Sheila Scott (1922 - 1988)

Sheila Scott was the founder and the first governor of the British branch of “The Ninety-Nines”, an association for licensed women pilots created by Amelia Earhart

Issue: 05-2021By Joseph Noronha

Sheila Scott was an English pioneer aviator who broke more than a hundred aviation records in the light aircraft category. She accomplished these feats in just seven years – between 1965 and 1972. She was a long distance flying enthusiast and flew thrice around the world solo. She was the first British pilot to fly solo around the world. And in 1971, she made a 34,000 mile “world and a half” flight in the course of which, she became the first person to fly over the North Pole in a small plane.

Sheila Christine Hopkins was born on April 27, 1922, in Worcester, England. She became a nurse during the Second World War. In 1943, she tried a career as an actress, assuming the name Sheila Scott. However, her acting efforts did not meet with much success and she soon gave up. Her life changed in 1968 when she began to take flying lessons following a dare. She went solo after nine months of training. She purchased her own aircraft, an erstwhile Royal Air Force Tiger Moth single-engine biplane, which she named Myth. She worked for her commercial licence by racing and flying in long-distance rallies. She also became a demonstrator for Cessna and Piper aircraft. In 1966, she sold her Tiger Moth and purchased a Piper Comanche 260B which she named Myth Too. Myth Too was an all-metal four to six seat, singleengine, low-wing monoplane, with retractable tricycle landing gear and she used it to set no less than ninety world records.

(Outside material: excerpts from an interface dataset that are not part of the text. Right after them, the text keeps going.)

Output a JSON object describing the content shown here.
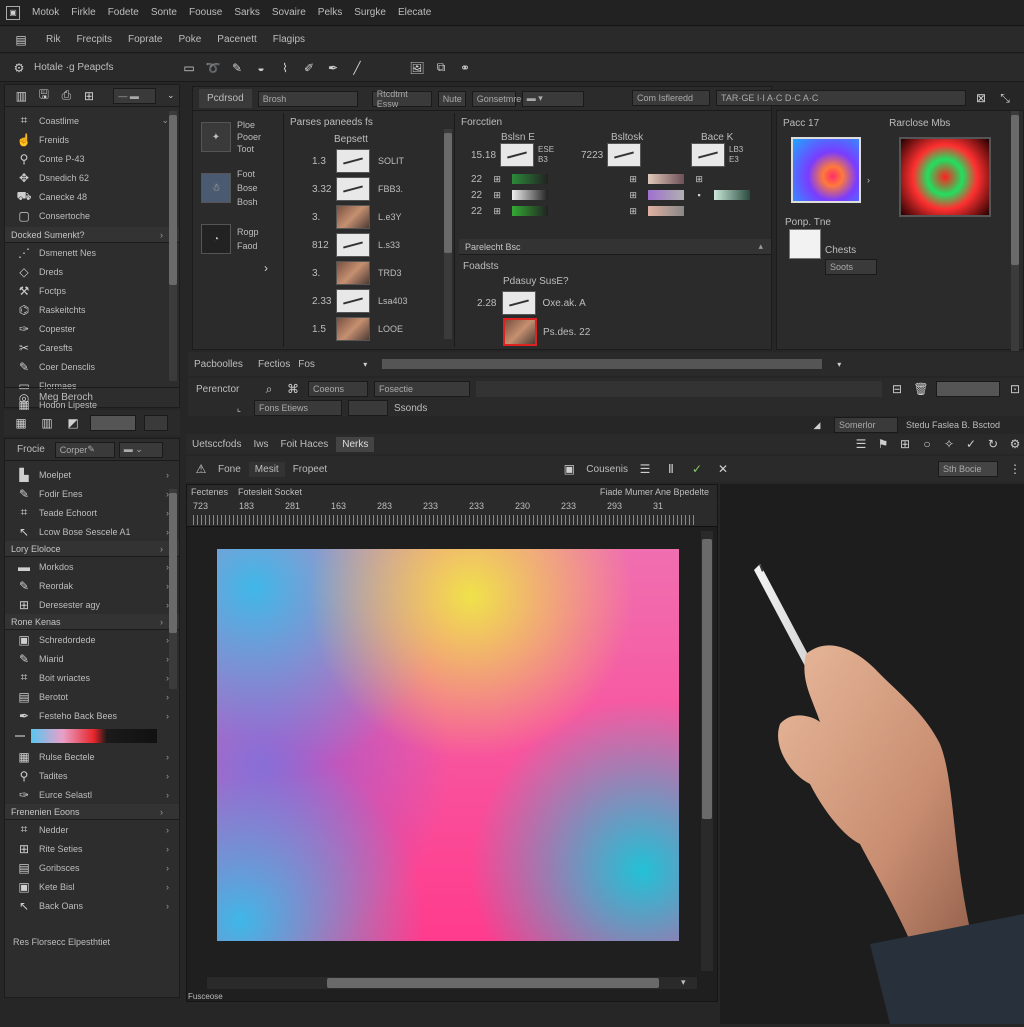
{
  "menubar": {
    "items": [
      "Motok",
      "Firkle",
      "Fodete",
      "Sonte",
      "Foouse",
      "Sarks",
      "Sovaire",
      "Pelks",
      "Surgke",
      "Elecate"
    ]
  },
  "toolbar1": {
    "items": [
      "Rik",
      "Frecpits",
      "Foprate",
      "Poke",
      "Pacenett",
      "Flagips"
    ]
  },
  "toolbar2": {
    "label": "Hotale ·g Peapcfs"
  },
  "left_top": {
    "items": [
      "Coastlime",
      "Frenids",
      "Conte P-43",
      "Dsnedich 62",
      "Canecke 48",
      "Consertoche"
    ],
    "section": "Docked Sumenkt?",
    "items2": [
      "Dsmenett Nes",
      "Dreds",
      "Foctps",
      "Raskeitchts",
      "Copester",
      "Caresfts",
      "Coer Densclis",
      "Flormaes",
      "Hodon Lipeste"
    ],
    "footer": "Meg Beroch"
  },
  "left_bottom": {
    "tabs": [
      "Frocie",
      "Corper"
    ],
    "items": [
      "Moelpet",
      "Fodir Enes",
      "Teade Echoort",
      "Lcow Bose Sescele A1"
    ],
    "section1": "Lory Eloloce",
    "items2": [
      "Morkdos",
      "Reordak",
      "Deresester agy"
    ],
    "section2": "Rone Kenas",
    "items3": [
      "Schredordede",
      "Miarid",
      "Boit wriactes",
      "Berotot",
      "Festeho Back Bees"
    ],
    "items4": [
      "Rulse Bectele",
      "Tadites",
      "Eurce Selastl"
    ],
    "section3": "Frenenien Eoons",
    "items5": [
      "Nedder",
      "Rite Seties",
      "Goribsces",
      "Kete Bisl",
      "Back Oans"
    ],
    "footer": "Res Florsecc Elpesthtiet"
  },
  "props": {
    "tab": "Pcdrsod",
    "tabfield": "Brosh",
    "right_tabs": [
      "Rtcdtmt Essw",
      "Nute",
      "Gonsetmre"
    ],
    "search_label": "Com Isfleredd",
    "path_field": "TAR·GE I·I A·C D·C A·C",
    "icon_labels": [
      "Ploe",
      "Pooer",
      "Toot",
      "Foot",
      "Bose",
      "Bosh",
      "Rogp",
      "Faod"
    ],
    "layers_title": "Parses paneeds fs",
    "layers_sub": "Bepsett",
    "layers": [
      {
        "n": "1.3",
        "t": "SOLIT"
      },
      {
        "n": "3.32",
        "t": "FBB3."
      },
      {
        "n": "3.",
        "t": "L.e3Y"
      },
      {
        "n": "812",
        "t": "L.s33"
      },
      {
        "n": "3.",
        "t": "TRD3"
      },
      {
        "n": "2.33",
        "t": "Lsa403"
      },
      {
        "n": "1.5",
        "t": "LOOE"
      }
    ],
    "fx_title": "Forcctien",
    "fx_cols": [
      {
        "head": "Bslsn E",
        "num": "15.18",
        "t1": "ESE",
        "t2": "B3"
      },
      {
        "head": "Bsltosk",
        "num": "7223",
        "t1": "",
        "t2": ""
      },
      {
        "head": "Bace K",
        "num": "",
        "t1": "LB3",
        "t2": "E3"
      }
    ],
    "fx_rows": [
      "22",
      "22",
      "22"
    ],
    "divider_label": "Parelecht Bsc",
    "lower_label": "Foadsts",
    "lower_title": "Pdasuy SusE?",
    "lower_items": [
      {
        "n": "2.28",
        "t": "Oxe.ak. A"
      },
      {
        "n": "",
        "t": "Ps.des. 22"
      }
    ],
    "color_title": "Pacc 17",
    "color_title2": "Rarclose Mbs",
    "color_label": "Ponp. Tne",
    "color_label2": "Chests",
    "color_value": "Soots"
  },
  "bar3": {
    "label": "Pacboolles",
    "tab": "Fectios",
    "tab2": "Fos"
  },
  "bar4": {
    "label": "Perenctor",
    "f1": "Coeons",
    "f2": "Fosectie",
    "f3": "Fons Etiews",
    "f4": "Ssonds"
  },
  "bar5": {
    "field": "Somerlor",
    "right": "Stedu Faslea B. Bsctod"
  },
  "canvas_tabs": [
    "Uetsccfods",
    "Iws",
    "Foit Haces",
    "Nerks"
  ],
  "canvas_toolbar": {
    "b1": "Fone",
    "b2": "Mesit",
    "b3": "Fropeet",
    "right": "Cousenis",
    "btn": "Sth Bocie"
  },
  "canvas_header": {
    "left": "Fectenes",
    "mid": "Fotesleit Socket",
    "right": "Fiade Mumer Ane Bpedelte"
  },
  "ruler": [
    "723",
    "183",
    "281",
    "163",
    "283",
    "233",
    "233",
    "230",
    "233",
    "293",
    "31"
  ],
  "status": "Fusceose",
  "gradient": {
    "colors": [
      "#3fb7e8",
      "#f0e24a",
      "#ff3b8d",
      "#9c5ad3",
      "#22c1d6"
    ]
  }
}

Sheila Scott’s first solo around-the-world flight was in Myth Too and began at London’s Heathrow airport on May 18, 1966. During the next 34 days, she covered a distance of approximately 31,000 miles, remaining airborne for a total of 189 flying hours and returning to Heathrow on June 20. It was the longest solo flight till then and only the third around-theworld flight by a woman. She repeated the feat in the same plane in 1969–70. Before that she had set numerous time and distance records, including between London and Cape Town in 1967, across the North Atlantic in 1967 and across the South Atlantic in 1969. In 1967 alone, she set 23 world records. She was awarded the Harmon International Aviation Trophy for setting a new light-aircraft speed record of 28,633 miles solo in 33 days and 3 minutes. In 1968, she was awarded the Order of the British Empire (OBE) and the Royal Aero Club Gold Medal for her outstanding achievements in aviation.

In 1971, Sheila bought a twin-engine Piper PA-23-250 Aztec D and named it Mythre. She used it to become the first person to fly around the world, from equator to equator over the true North Pole in a light aircraft. Soon after setting out, she discovered that her autopilot was not working. And nearing the Pole, the plane’s nose wheel slipped out of its casing and extended, thus increasing the drag. Despite her best efforts, she could not retract the nose wheel. Undeterred by these two setbacks, she elected to continue. In her 1974 autobiography, Barefoot in the Sky, she described her flight in the Arctic region as being over “acres and acres of lonely desolate ice-packed sea as if everyone else on the earth had mysteriously disappeared and I had wandered out into space to some other planet.” During this flight, she achieved her 100th world record. The records included a new time from Darwin, Australia to London of three and a half days, beating the previous record by an impressive one and a half days. 1971 was also the year when she finally got her driving licence after four attempts in 12 years. She said, “It is terribly difficult to adjust to driving a car when you are accustomed to using your feet on rudder pedals. I wanted to haul back on the steering column and fly away.”

Sheila Scott was the founder and the first governor of the British branch of “The Ninety-Nines”, an association for licensed women pilots created by Amelia Earhart. On the subject of long-distance solo flying, Sheila once said, “People often say to me, ‘Oh, you must have been so alone flying hundreds of thousands of miles, often in appalling weather conditions,’ but when you are in the sky you don’t think of things like that.” She also revealed that she kept herself going on longdistance flights by listening to Rachmaninov and Beethoven. While she may not have felt lonely in the sky, her personal life was another matter. Her marriage to Rupert Bellamy in 1945 lasted just five years and she remained single thereafter. Throughout, she had to struggle to keep the wolf from the door. Her sad and lonely final days were spent in poverty in a one-room London apartment. She died on October 20, 1988, of lung cancer.